The Hair on Ripping: They Are From Here / A Difficult Topic

Posted on Updated on

They Are From Here
They Are From Here

QUOTES From “AMERICA’S
WOMEN … ” BY GAIL COLLINS
” AMERICA’S WOMEN / WOMEN AND ABOLITION
(184 – 185)”

(1) from p. 184
“The overwhelming impression of the lives of most plantation wives is of isolation … Considering how fragile women were presumed to be, planters left them alone on remote farms among hundreds of slaves with stunning impunity.”

” WOMEN AND ABOLITION (187)”
(2) from p. 187
“Like many of her fellow Southerners, she disliked the institution yet wanted the service. But on the subject of sex, her intense feeling was uncomplicated. The most famous remark in her diaries was that every Southern lady ‘ tells you who is the father of all the mulatto children in everybody’s household, but those in her own she seems to think drop from the clouds, or pretends so to think. ‘ ”

The Hair on Ripping: They Are From Here / A Difficult Topic
by Goura Fotadar

I’ve been in academic-centered courses, where even in the Modern Day (as in now); people shirk the responsibility of speaking their views on this difficult topic. No matter how many representations I have read or Scene (not a typo.) of this / on this topic; I feel as though I will never know …
Personally, I think these quotes from this text, representing some, or a few of women’s perspectives; regarding this difficult topic, and also from the point of privilege, are those worthy of
pondering:
For example, in the first quote, we hear about the difficulty of running a plantation for “wives” alone. But there is no seeming conscious acknowledgment of the bizarre existence of unemployed–employment and /or more severely put : slavery. The only acknowledgment that is demonstrated is something like a denial, if not in fact an actual denial; and is done so perhaps through the word “impunity,” at the end of the first quote. From this word’s use, it almost seems that women are used to escape at least the internal ramifications of, by men slave-owner-ship.  But and because of this perhaps again, women are still involved in this topic.
The first quote describes the apparent concept of running & the experience of doing so, a plantation alone; an experience as for women /wives, and that this is one of gender inequality, or so it can be surmised. But the further-ing of inequality; i.e., slavery is
carried
out
by this
other
inequality : marriage to a plantation man and /or slave-owner; can mean in this case either the consent-to or forced into consent-to not just supporting, but also again furthering slavery; with the simultaneous, (and perhaps? potential), experience of aloneness in running a plantation with slaves; and in either (again), a forced consenting-to or an independent consenting of being, what might be called, the unjust employer and /or unjust boss of slaves.
For even a slaveowner and /or plantation “staff”
, who treats slaves
“better”
is still at least
something like an unjust employer and /or unjust boss:
hence? the
term “slave”.
From the second quote, we can hear again about the double-standards as they apply in this case to a woman of privilege; and
despite even the man / woman gender inequality.

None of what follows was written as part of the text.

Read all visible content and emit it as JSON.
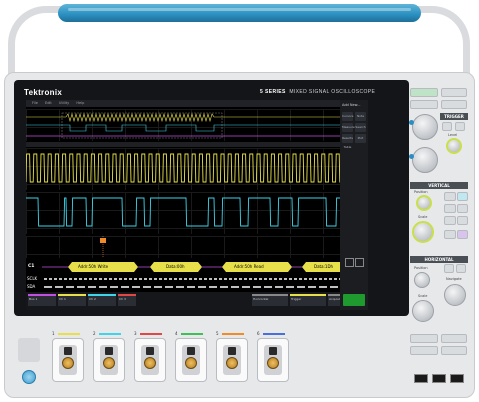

Here, there seems to be the enthusiasm of informing about the progeny of men / slave owners /plantation “staff,” outside of their marriages; and then the denial of this,
being actual
by the
woman
inside
such a
marriage; and despite her own enthusiasm, for this sort of information passing.
And now of course we are hit with many things; among them:
that familiar
cultural
heritage,
that many children
were born into this system of inequality
and injustice; and by fathers who may
have
been
their
then
unjust employers;
at least;
and
again, among,
other titles.
The last line in the second quote, though
describing a convenient explanation; though certainly supernatural in analysis; whether meant this way or not; is that which describes these children;
as being from
“the clouds;”
& perhaps
we can
think of birds
& other air
existences;
but of course
in “the clouds,” is a
suggested, but who knows,
if an accurate concept of
heaven;
for those that
think with a supernatural bent; and then
the entire thing
becomes ah,
even more
difficult; because it is implied even if only initially
meant as a method of escaping, the: what-is
actually taking place; and in this case from a woman’s perspective, also:
that children at least
some
if not
all
who are
born into
this system
of injustice
and inequality
are but from
Heaven. How
controversial?

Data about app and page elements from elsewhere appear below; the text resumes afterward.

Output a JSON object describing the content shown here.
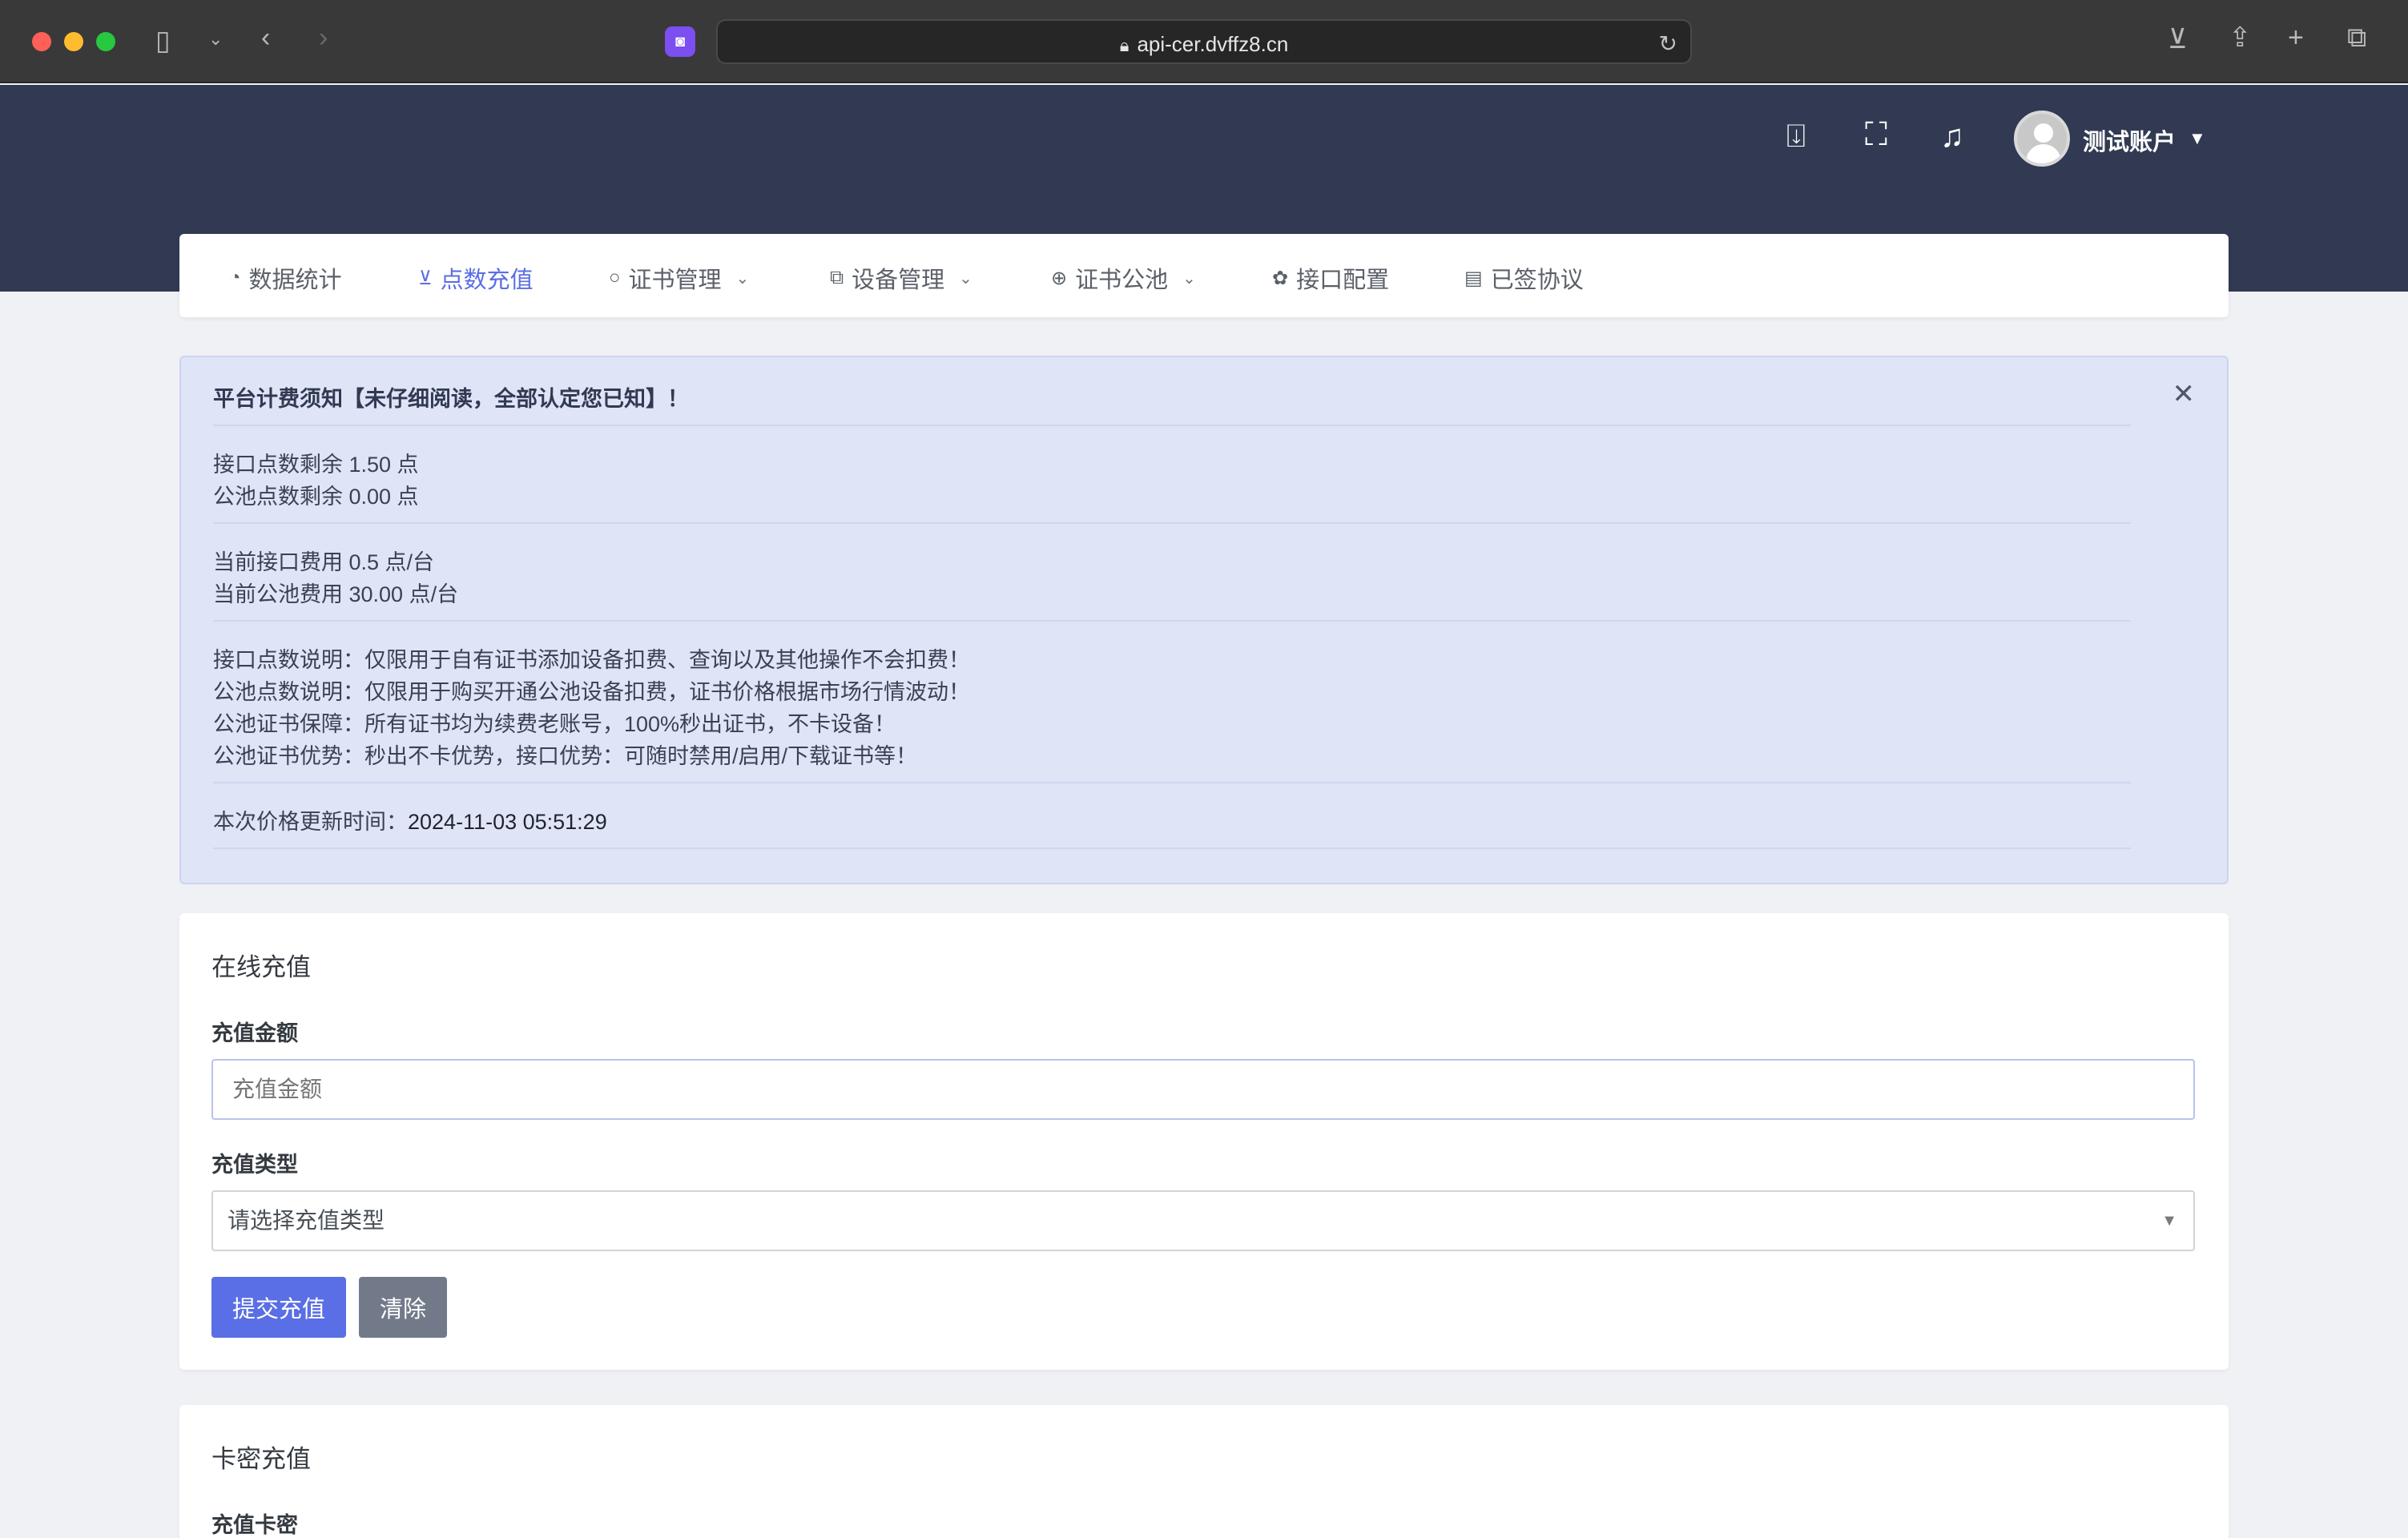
{
  "browser": {
    "url": "api-cer.dvffz8.cn"
  },
  "header": {
    "username": "测试账户"
  },
  "nav": {
    "items": [
      {
        "label": "数据统计",
        "icon": "chart-pie-icon",
        "dropdown": false,
        "active": false
      },
      {
        "label": "点数充值",
        "icon": "cart-icon",
        "dropdown": false,
        "active": true
      },
      {
        "label": "证书管理",
        "icon": "circle-icon",
        "dropdown": true,
        "active": false
      },
      {
        "label": "设备管理",
        "icon": "device-icon",
        "dropdown": true,
        "active": false
      },
      {
        "label": "证书公池",
        "icon": "plus-circle-icon",
        "dropdown": true,
        "active": false
      },
      {
        "label": "接口配置",
        "icon": "puzzle-icon",
        "dropdown": false,
        "active": false
      },
      {
        "label": "已签协议",
        "icon": "document-icon",
        "dropdown": false,
        "active": false
      }
    ]
  },
  "notice": {
    "title": "平台计费须知【未仔细阅读，全部认定您已知】！",
    "api_points": "接口点数剩余 1.50 点",
    "pool_points": "公池点数剩余 0.00 点",
    "api_fee": "当前接口费用 0.5 点/台",
    "pool_fee": "当前公池费用 30.00 点/台",
    "desc1": "接口点数说明：仅限用于自有证书添加设备扣费、查询以及其他操作不会扣费！",
    "desc2": "公池点数说明：仅限用于购买开通公池设备扣费，证书价格根据市场行情波动！",
    "desc3": "公池证书保障：所有证书均为续费老账号，100%秒出证书，不卡设备！",
    "desc4": "公池证书优势：秒出不卡优势，接口优势：可随时禁用/启用/下载证书等！",
    "update_label": "本次价格更新时间：",
    "update_time": "2024-11-03 05:51:29"
  },
  "online_recharge": {
    "title": "在线充值",
    "amount_label": "充值金额",
    "amount_placeholder": "充值金额",
    "type_label": "充值类型",
    "type_selected": "请选择充值类型",
    "submit_label": "提交充值",
    "clear_label": "清除"
  },
  "card_recharge": {
    "title": "卡密充值",
    "card_label": "充值卡密"
  },
  "colors": {
    "header_bg": "#313a52",
    "primary": "#5a6ee5",
    "alert_bg": "#dfe4f7"
  }
}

Reference
“AMERICA’S WOMEN
400 YEARS OF
DOLLS, DRUDGES, HELPMATES, AND HEROINES. (By)
Collins, Gail. First Edition. (2003.) HarperCollins Publishers, Inc.
New York: NY. ”

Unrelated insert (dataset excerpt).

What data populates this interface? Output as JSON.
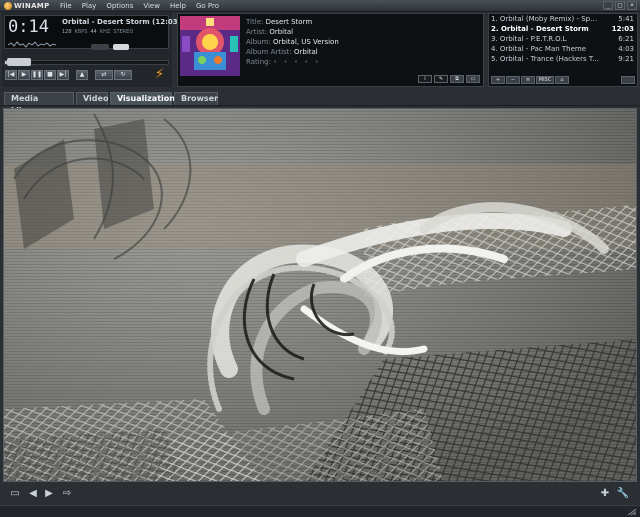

A Reference Text ...
A Reference Text …
Advertisements

Leave a Reply

Fill in your details below or click an icon to log in:

WordPress.com Logo

You are commenting using your WordPress.com account. Log Out / Change )

Twitter picture

You are commenting using your Twitter account. Log Out / Change )

Facebook photo

You are commenting using your Facebook account. Log Out / Change )

Google+ photo

You are commenting using your Google+ account. Log Out / Change )

Connecting to %s